[Element data from apps and pages]
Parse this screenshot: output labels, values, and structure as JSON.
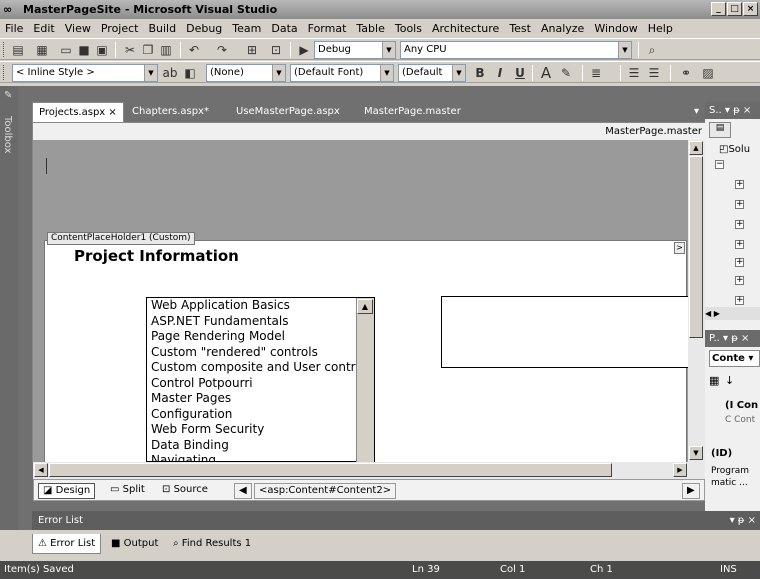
{
  "window": {
    "title": "MasterPageSite - Microsoft Visual Studio",
    "min": "_",
    "max": "□",
    "close": "×"
  },
  "menu": [
    "File",
    "Edit",
    "View",
    "Project",
    "Build",
    "Debug",
    "Team",
    "Data",
    "Format",
    "Table",
    "Tools",
    "Architecture",
    "Test",
    "Analyze",
    "Window",
    "Help"
  ],
  "toolbar1": {
    "config": "Debug",
    "platform": "Any CPU"
  },
  "toolbar2": {
    "style": "< Inline Style >",
    "block": "(None)",
    "font": "(Default Font)",
    "size": "(Default",
    "bold": "B",
    "italic": "I",
    "underline": "U"
  },
  "toolbox": {
    "label": "Toolbox"
  },
  "tabs": [
    {
      "label": "Projects.aspx",
      "close": "×"
    },
    {
      "label": "Chapters.aspx*"
    },
    {
      "label": "UseMasterPage.aspx"
    },
    {
      "label": "MasterPage.master"
    }
  ],
  "editor": {
    "master_label": "MasterPage.master",
    "placeholder_label": "ContentPlaceHolder1 (Custom)",
    "page_title": "Project Information",
    "list_items": [
      "Web Application Basics",
      "ASP.NET Fundamentals",
      "Page Rendering Model",
      "Custom \"rendered\" controls",
      "Custom composite and User controls",
      "Control Potpourri",
      "Master Pages",
      "Configuration",
      "Web Form Security",
      "Data Binding",
      "Navigating"
    ]
  },
  "viewbar": {
    "design": "Design",
    "split": "Split",
    "source": "Source",
    "crumb": "<asp:Content#Content2>"
  },
  "right_panel": {
    "solution_header": "S.. ▾ ᵽ ×",
    "solution_root": "Solu",
    "props_header": "P.. ▾ ᵽ ×",
    "props_combo": "Conte",
    "props_sel": "(I Con",
    "props_sel2": "C Cont",
    "id_label": "(ID)",
    "id_desc1": "Program",
    "id_desc2": "matic ..."
  },
  "error_panel": {
    "title": "Error List",
    "pin": "▾ ᵽ ×"
  },
  "bottom_tabs": [
    "Error List",
    "Output",
    "Find Results 1"
  ],
  "status": {
    "message": "Item(s) Saved",
    "ln": "Ln 39",
    "col": "Col 1",
    "ch": "Ch 1",
    "mode": "INS"
  }
}
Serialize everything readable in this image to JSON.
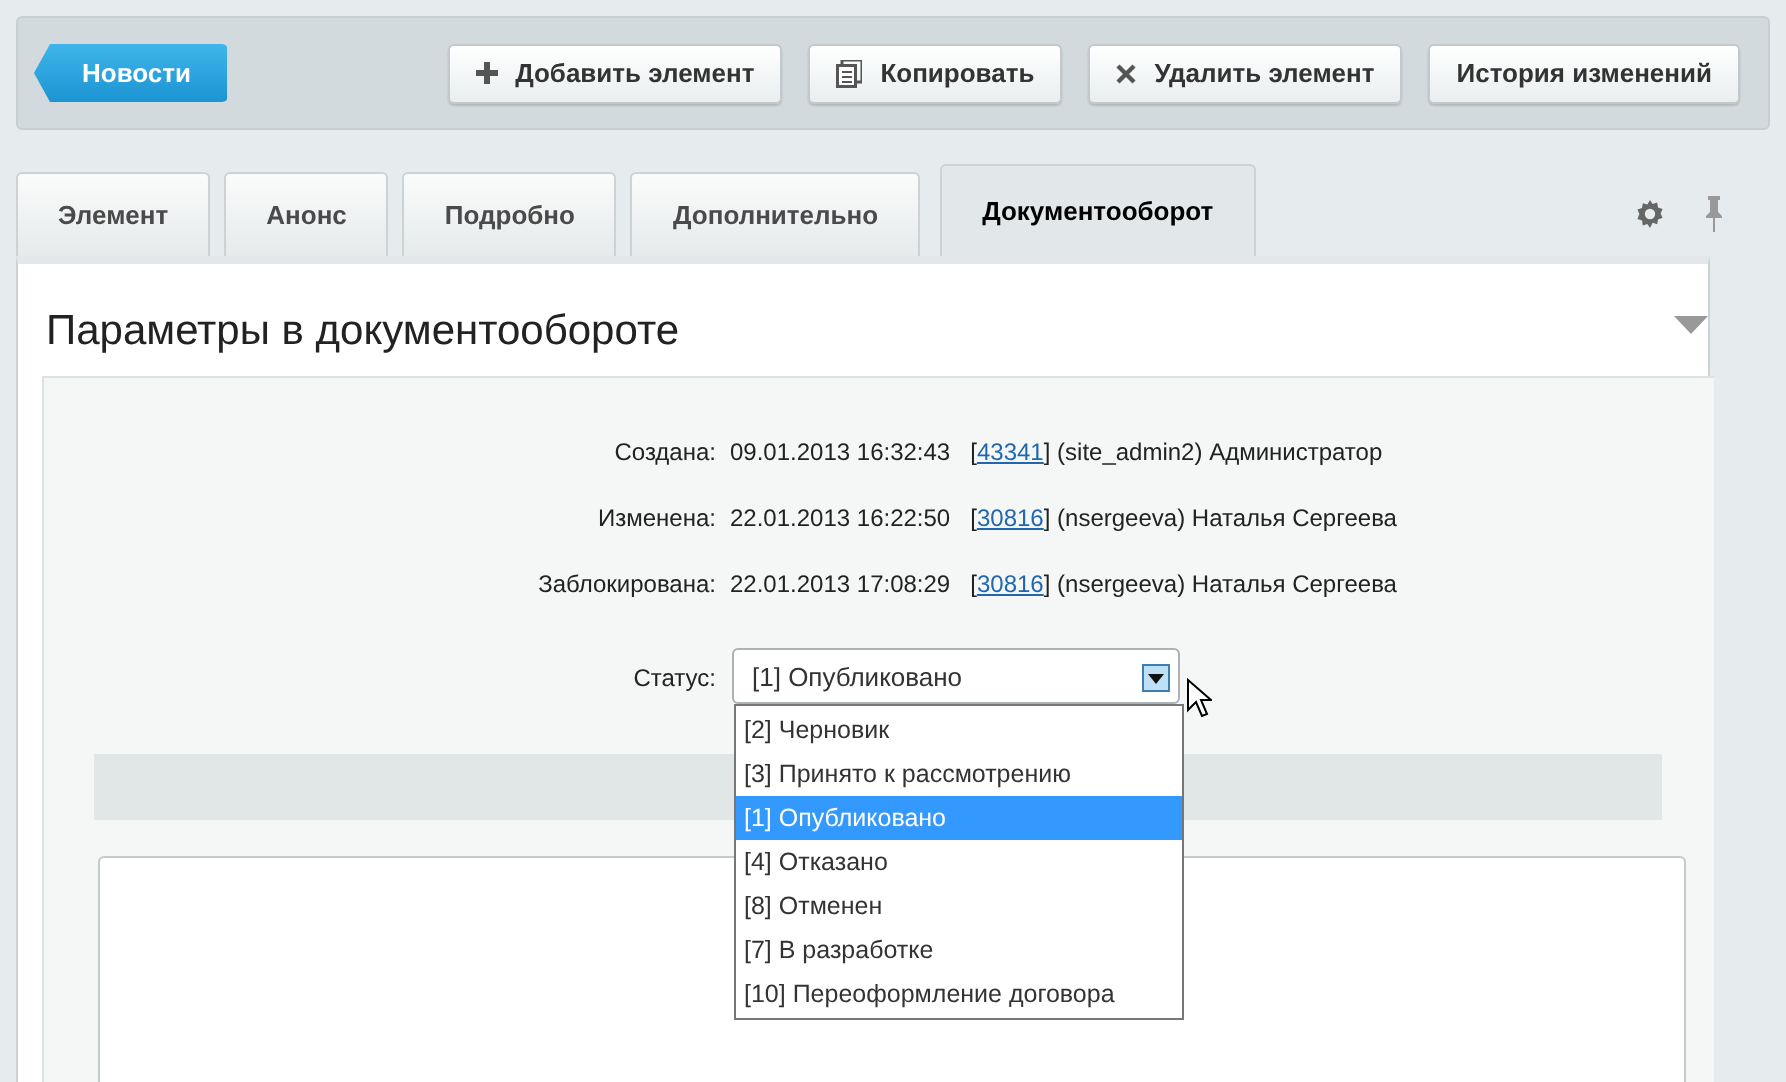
{
  "back_button": {
    "label": "Новости"
  },
  "toolbar": [
    {
      "label": "Добавить элемент"
    },
    {
      "label": "Копировать"
    },
    {
      "label": "Удалить элемент"
    },
    {
      "label": "История изменений"
    }
  ],
  "tabs": [
    {
      "label": "Элемент",
      "selected": false
    },
    {
      "label": "Анонс",
      "selected": false
    },
    {
      "label": "Подробно",
      "selected": false
    },
    {
      "label": "Дополнительно",
      "selected": false
    },
    {
      "label": "Документооборот",
      "selected": true
    }
  ],
  "section": {
    "title": "Параметры в документообороте",
    "expanded": true
  },
  "info_rows": [
    {
      "label": "Создана:",
      "date": "09.01.2013 16:32:43",
      "user_id": "[43341]",
      "user": "(site_admin2) Администратор"
    },
    {
      "label": "Изменена:",
      "date": "22.01.2013 16:22:50",
      "user_id": "[30816]",
      "user": "(nsergeeva) Наталья Сергеева"
    },
    {
      "label": "Заблокирована:",
      "date": "22.01.2013 17:08:29",
      "user_id": "[30816]",
      "user": "(nsergeeva) Наталья Сергеева"
    }
  ],
  "status": {
    "label": "Статус:",
    "value": "[1] Опубликовано",
    "expanded": true,
    "options": [
      {
        "label": "[2] Черновик",
        "selected": false
      },
      {
        "label": "[3] Принято к рассмотрению",
        "selected": false
      },
      {
        "label": "[1] Опубликовано",
        "selected": true
      },
      {
        "label": "[4] Отказано",
        "selected": false
      },
      {
        "label": "[8] Отменен",
        "selected": false
      },
      {
        "label": "[7] В разработке",
        "selected": false
      },
      {
        "label": "[10] Переоформление договора",
        "selected": false
      }
    ]
  }
}
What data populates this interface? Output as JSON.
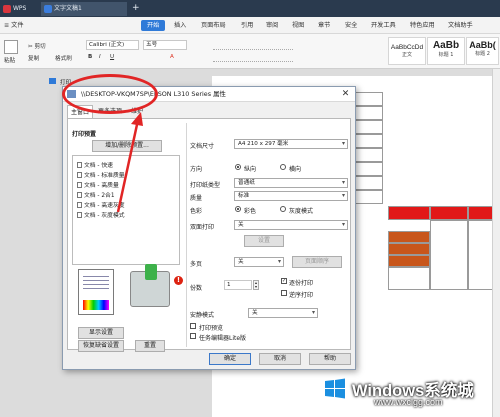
{
  "titlebar": {
    "tabs": [
      "WPS",
      "文字文稿1"
    ]
  },
  "menu": {
    "file": "≡ 文件",
    "items": [
      "开始",
      "插入",
      "页面布局",
      "引用",
      "审阅",
      "视图",
      "章节",
      "安全",
      "开发工具",
      "特色应用",
      "文档助手"
    ]
  },
  "toolbar": {
    "paste": "粘贴",
    "cut": "✂ 剪切",
    "copy": "复制",
    "format_painter": "格式刷",
    "font_name": "Calibri (正文)",
    "font_size": "五号",
    "bold": "B",
    "italic": "I",
    "underline": "U",
    "font_color": "A",
    "styles": [
      {
        "sample": "AaBbCcDd",
        "name": "正文"
      },
      {
        "sample": "AaBb",
        "name": "标题 1"
      },
      {
        "sample": "AaBb(",
        "name": "标题 2"
      }
    ]
  },
  "print_outer": {
    "title": "打印"
  },
  "dialog": {
    "title": "\\\\DESKTOP-VKQM7SP\\EPSON L310 Series 属性",
    "close": "✕",
    "tabs": [
      "主窗口",
      "更多选项",
      "维护"
    ],
    "presets": {
      "heading": "打印预置",
      "add_button": "增加/删除预置...",
      "items": [
        "文档 - 快速",
        "文档 - 标准质量",
        "文档 - 高质量",
        "文档 - 2合1",
        "文档 - 高速灰度",
        "文档 - 灰度模式"
      ]
    },
    "preview_button": "显示设置",
    "reset_button": "恢复缺省设置",
    "redo_button": "重置",
    "fields": {
      "size_label": "文档尺寸",
      "size_value": "A4 210 x 297 毫米",
      "orientation_label": "方向",
      "portrait": "纵向",
      "landscape": "横向",
      "paper_type_label": "打印纸类型",
      "paper_type_value": "普通纸",
      "quality_label": "质量",
      "quality_value": "标准",
      "color_label": "色彩",
      "color_option": "彩色",
      "gray_option": "灰度模式",
      "duplex_label": "双面打印",
      "duplex_value": "关",
      "settings_button": "设置",
      "multi_page_label": "多页",
      "multi_page_value": "关",
      "page_order_button": "页面顺序",
      "copies_label": "份数",
      "copies_value": "1",
      "collate": "逐份打印",
      "reverse": "逆序打印",
      "quiet_label": "安静模式",
      "quiet_value": "关",
      "print_preview": "打印预览",
      "job_arranger": "任务编辑器Lite版"
    },
    "footer": {
      "ok": "确定",
      "cancel": "取消",
      "help": "帮助"
    }
  },
  "watermark": {
    "main": "Windows系统城",
    "url": "www.wxclgg.com"
  },
  "colors": {
    "titlebar": "#2a3a4e",
    "accent_blue": "#2f7ad8",
    "annotation_red": "#e12525",
    "table_red": "#e11818",
    "table_brown": "#c8561b"
  }
}
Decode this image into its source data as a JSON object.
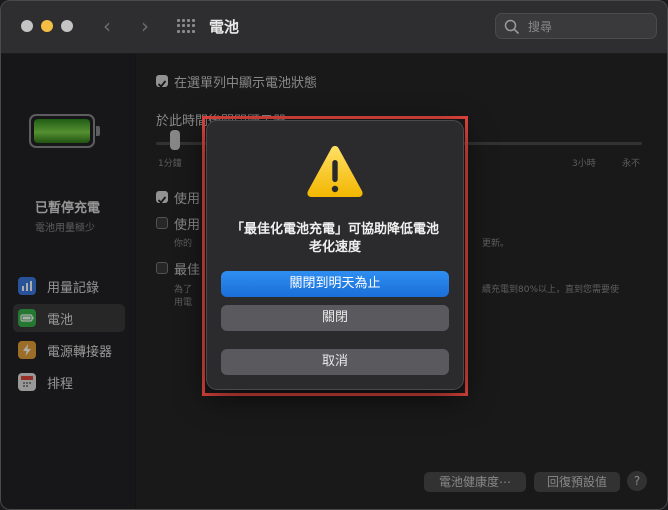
{
  "window": {
    "title": "電池"
  },
  "search": {
    "placeholder": "搜尋"
  },
  "sidebar": {
    "status": "已暫停充電",
    "status_sub": "電池用量極少",
    "items": [
      {
        "label": "用量記錄",
        "icon": "chart-icon",
        "color": "#3c7be0"
      },
      {
        "label": "電池",
        "icon": "battery-icon",
        "color": "#36b24a"
      },
      {
        "label": "電源轉接器",
        "icon": "bolt-icon",
        "color": "#e6a13a"
      },
      {
        "label": "排程",
        "icon": "calendar-icon",
        "color": "#e0e0e0"
      }
    ]
  },
  "main": {
    "show_in_menu_bar": "在選單列中顯示電池狀態",
    "turn_off_label": "於此時間後關閉顯示器：",
    "slider_labels": {
      "min": "1分鐘",
      "three_hours": "3小時",
      "never": "永不"
    },
    "option_2_prefix": "使用",
    "option_3_prefix": "使用",
    "option_3_sub_start": "你的",
    "option_3_sub_end": "更新。",
    "option_4_prefix": "最佳",
    "option_4_line1_start": "為了",
    "option_4_line1_end": "續充電到80%以上，直到您需要使",
    "option_4_line2_start": "用電",
    "battery_health_button": "電池健康度⋯",
    "restore_defaults_button": "回復預設值",
    "help_label": "?"
  },
  "dialog": {
    "message_line1": "「最佳化電池充電」可協助降低電池",
    "message_line2": "老化速度",
    "turn_off_until_tomorrow": "關閉到明天為止",
    "turn_off": "關閉",
    "cancel": "取消"
  },
  "colors": {
    "highlight": "#e2463e",
    "primary_button": "#1a6fd8",
    "warning": "#f5c400"
  }
}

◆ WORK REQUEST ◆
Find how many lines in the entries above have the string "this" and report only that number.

◆ THE ANSWER ◆
4